When it comes to value-for-money middleweights it’s hard to find a better option than Yamaha’s MT-07 and for 2021 the firm has unveiled a raft of revisions to make sure it keeps its edge over rival machines.
As with so many 2021 bikes, the change to Euro 5 emissions rules is one of the driving forces behind the updates, and while Yamaha went to extremes with next year’s MT-09 – giving it a bigger, more powerful engine – the tweaks to the MT-07 are more subtle.
The 680cc parallel twin gets a new exhaust system, taking its cue from the Tracer 700 by adding an extra catalytic converter in the downpipe section ahead of the engine. Less visible is a revised air intake duct design and improved fuel injection settings to meet the latest rules.
Yamaha says that the engine changes give a ‘more linear torque delivery’ but the bare numbers show that peak power and torque are actually fractionally down on the 2020 model. Where the current, Euro 4-spec machine makes 55kW (74.8PS, 73.8bhp), the 2021 machine achieves 1kW less (54kW, 73.4PS, 72.4bhp) at the same 9000rpm peak. It’s the same story with torque, which drops 1Nm from 68Nm (50.2lbft) to 67Nm (49.4lbft) at 6500rpm. Such small changes are probably too marginal to be noticeable, so hopefully Yamaha’s claim of better power delivery more than makes up for the drop.

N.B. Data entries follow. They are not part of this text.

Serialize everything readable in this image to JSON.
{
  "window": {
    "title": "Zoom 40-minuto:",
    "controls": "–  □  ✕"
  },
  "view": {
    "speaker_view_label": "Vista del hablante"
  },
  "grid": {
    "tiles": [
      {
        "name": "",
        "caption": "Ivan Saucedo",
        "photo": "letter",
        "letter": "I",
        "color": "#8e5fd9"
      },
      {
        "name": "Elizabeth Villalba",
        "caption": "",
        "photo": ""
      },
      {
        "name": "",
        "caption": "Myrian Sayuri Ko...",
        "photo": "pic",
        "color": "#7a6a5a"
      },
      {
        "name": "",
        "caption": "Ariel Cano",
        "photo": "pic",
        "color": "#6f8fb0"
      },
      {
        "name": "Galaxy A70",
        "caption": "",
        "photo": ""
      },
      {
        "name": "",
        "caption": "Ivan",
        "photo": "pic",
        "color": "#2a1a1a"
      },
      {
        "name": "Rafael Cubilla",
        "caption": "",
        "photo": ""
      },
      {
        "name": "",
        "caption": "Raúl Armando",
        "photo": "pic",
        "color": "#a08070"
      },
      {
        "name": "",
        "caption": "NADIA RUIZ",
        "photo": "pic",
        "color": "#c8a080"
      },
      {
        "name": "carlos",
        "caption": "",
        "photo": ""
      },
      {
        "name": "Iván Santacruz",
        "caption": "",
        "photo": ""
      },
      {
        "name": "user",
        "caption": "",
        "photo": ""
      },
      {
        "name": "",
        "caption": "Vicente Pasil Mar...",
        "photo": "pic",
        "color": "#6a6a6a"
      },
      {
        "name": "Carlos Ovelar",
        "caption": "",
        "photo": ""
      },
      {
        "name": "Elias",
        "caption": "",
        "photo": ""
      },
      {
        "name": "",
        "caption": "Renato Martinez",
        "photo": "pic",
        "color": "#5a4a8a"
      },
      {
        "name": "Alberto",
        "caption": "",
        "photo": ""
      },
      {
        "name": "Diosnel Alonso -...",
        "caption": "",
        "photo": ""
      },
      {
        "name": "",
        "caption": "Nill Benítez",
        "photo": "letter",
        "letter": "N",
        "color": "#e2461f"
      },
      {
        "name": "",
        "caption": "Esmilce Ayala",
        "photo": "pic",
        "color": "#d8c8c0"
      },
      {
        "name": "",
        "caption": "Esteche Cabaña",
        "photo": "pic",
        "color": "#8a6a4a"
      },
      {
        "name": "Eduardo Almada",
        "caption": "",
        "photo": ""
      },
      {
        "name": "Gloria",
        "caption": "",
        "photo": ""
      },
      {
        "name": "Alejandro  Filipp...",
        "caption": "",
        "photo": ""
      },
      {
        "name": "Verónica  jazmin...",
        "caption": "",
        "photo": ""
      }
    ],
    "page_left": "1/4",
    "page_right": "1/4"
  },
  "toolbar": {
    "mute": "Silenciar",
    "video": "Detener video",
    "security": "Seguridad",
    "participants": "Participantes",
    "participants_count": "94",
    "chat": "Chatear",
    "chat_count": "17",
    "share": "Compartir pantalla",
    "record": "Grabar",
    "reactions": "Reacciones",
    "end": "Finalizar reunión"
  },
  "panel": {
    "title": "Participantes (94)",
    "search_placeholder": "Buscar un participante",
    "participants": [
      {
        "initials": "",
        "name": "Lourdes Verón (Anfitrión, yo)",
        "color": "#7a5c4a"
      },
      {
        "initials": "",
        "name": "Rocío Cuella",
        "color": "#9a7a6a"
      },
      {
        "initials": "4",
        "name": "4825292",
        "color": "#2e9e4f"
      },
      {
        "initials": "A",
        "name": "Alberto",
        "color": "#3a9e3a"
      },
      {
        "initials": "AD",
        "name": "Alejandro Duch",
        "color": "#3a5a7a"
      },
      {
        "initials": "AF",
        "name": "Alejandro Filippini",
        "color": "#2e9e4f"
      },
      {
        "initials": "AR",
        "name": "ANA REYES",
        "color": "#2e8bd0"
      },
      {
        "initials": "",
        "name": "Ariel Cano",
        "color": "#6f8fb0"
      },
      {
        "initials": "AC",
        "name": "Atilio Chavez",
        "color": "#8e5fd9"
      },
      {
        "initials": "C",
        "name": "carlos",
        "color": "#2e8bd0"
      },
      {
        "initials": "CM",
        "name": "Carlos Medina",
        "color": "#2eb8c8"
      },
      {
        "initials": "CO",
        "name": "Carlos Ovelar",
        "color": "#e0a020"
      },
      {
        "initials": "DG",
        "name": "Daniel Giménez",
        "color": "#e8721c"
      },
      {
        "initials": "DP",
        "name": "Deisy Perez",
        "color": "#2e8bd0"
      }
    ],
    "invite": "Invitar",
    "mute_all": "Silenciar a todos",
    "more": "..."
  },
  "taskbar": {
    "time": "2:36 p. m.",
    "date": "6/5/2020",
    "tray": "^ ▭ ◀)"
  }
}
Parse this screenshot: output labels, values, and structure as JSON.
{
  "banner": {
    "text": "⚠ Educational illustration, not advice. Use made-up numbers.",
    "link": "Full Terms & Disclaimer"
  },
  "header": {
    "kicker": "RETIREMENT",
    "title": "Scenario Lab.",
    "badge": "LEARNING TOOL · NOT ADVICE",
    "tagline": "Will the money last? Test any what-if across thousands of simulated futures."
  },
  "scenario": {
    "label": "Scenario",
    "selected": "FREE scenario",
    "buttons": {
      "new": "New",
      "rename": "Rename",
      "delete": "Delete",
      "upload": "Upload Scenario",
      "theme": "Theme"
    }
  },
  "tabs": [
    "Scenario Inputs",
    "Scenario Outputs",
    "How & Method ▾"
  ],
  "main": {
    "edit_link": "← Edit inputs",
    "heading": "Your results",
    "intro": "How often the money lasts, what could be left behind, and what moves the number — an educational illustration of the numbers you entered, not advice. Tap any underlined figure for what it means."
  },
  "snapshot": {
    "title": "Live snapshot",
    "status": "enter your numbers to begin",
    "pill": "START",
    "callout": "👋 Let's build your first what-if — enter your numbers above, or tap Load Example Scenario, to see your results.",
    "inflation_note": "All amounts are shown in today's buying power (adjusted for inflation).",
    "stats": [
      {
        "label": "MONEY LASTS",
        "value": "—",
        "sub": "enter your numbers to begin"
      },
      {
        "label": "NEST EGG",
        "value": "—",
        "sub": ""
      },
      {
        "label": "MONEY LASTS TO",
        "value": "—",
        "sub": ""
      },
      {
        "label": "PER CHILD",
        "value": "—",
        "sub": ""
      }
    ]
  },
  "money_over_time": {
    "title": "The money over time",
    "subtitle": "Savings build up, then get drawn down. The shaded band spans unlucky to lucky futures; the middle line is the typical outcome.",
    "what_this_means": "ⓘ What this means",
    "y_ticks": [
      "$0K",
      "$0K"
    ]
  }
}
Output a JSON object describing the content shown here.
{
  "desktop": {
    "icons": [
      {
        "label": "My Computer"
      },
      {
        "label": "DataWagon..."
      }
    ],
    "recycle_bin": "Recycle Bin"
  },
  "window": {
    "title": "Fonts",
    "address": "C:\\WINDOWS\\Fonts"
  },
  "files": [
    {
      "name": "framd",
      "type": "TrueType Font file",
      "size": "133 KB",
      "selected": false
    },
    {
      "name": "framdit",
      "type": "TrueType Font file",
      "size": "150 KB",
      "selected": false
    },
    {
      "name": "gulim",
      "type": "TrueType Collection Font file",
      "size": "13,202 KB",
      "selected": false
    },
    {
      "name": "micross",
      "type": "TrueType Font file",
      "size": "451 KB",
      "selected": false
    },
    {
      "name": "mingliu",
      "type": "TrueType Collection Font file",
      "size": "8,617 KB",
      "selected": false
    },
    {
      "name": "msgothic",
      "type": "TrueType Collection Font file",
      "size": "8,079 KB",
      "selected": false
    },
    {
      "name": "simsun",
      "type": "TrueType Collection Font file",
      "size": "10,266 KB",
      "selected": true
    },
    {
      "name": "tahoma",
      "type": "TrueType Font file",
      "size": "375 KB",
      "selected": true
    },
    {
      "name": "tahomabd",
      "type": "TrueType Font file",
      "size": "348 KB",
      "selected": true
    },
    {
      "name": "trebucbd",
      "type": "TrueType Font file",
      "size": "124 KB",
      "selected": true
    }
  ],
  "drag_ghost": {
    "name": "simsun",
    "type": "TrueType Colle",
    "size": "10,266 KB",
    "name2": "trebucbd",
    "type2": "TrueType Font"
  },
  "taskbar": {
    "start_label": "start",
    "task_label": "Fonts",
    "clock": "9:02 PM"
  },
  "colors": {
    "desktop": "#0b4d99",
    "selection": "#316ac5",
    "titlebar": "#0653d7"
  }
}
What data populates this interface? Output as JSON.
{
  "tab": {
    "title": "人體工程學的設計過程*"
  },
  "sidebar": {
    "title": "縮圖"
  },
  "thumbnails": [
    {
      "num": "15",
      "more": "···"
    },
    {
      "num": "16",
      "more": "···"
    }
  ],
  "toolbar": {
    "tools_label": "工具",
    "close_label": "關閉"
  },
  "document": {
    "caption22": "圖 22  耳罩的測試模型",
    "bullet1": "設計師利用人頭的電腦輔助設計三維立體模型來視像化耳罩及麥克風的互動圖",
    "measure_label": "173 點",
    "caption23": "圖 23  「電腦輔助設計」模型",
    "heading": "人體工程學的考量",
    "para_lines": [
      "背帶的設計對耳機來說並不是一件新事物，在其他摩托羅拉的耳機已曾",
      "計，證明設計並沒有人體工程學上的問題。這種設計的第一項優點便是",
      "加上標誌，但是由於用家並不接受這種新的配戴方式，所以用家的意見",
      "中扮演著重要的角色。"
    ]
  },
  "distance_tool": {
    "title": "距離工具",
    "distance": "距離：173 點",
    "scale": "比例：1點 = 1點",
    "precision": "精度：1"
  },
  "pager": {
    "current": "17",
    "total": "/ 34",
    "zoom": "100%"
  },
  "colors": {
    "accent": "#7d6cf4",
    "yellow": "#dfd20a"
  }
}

Yamaha hasn’t messed with the MT-07’s ‘diamond’ frame – unlike the 2021 MT-09, which switches to a sportier ‘Deltabox’ design – but there are still tweaks to improve the riding experience.
While we didn’t have many complaints about the old bike’s brake system, Yamaha has opted to give the 2021 machine larger 298mm discs instead of the old 282mm versions – a change which is claimed to improve stopping power with no increase in weight. The standard Michelin PR5 tyres are also new, as are 32mm wider aluminium bars which give more leverage than before.
From the rider’s perspective, other improvements include new side covers for the 14 litre fuel tank, not only giving the bike a new look for its air intakes but also adding textured knee-grip areas on the sides. The covers themselves are claimed to reduce weight, too, although Yamaha currently hasn’t revealed the bike’s claimed mass.
Riders will also get a different view thanks to new LCD instruments. While they’re not the sort of full-colour TFT kit that’s becoming increasingly common, Yamaha has added ‘spot colour’ sections to the display so the clocks are a bit more visually interesting than the old grey-on-grey design.
Finally, there’s the new look. Like the 2021 MT-09, the MT-07 gets Yamaha’s latest ‘MT’ family face, with a central LED projector lamp that deals with both high and low-beam, flanked by slanting LED position lights. Further back, those new intake ducts on the tank sides again match the MT-09’s, with a sportier look than the old versions, while the tail bodywork appears to be carried over unchanged.
In terms of colour, there will be three choices – ‘Storm Fluo’ as seen in these pictures, along with ‘Icon Blue’ or ‘Tech Black’
Yamaha is holding back with pricing announcements until nearer the bike’s March 2021 showroom debut, but depending on the impact of Brexit the next-gen MT-07 isn’t likely to be significantly pricier than the current £6697 machine.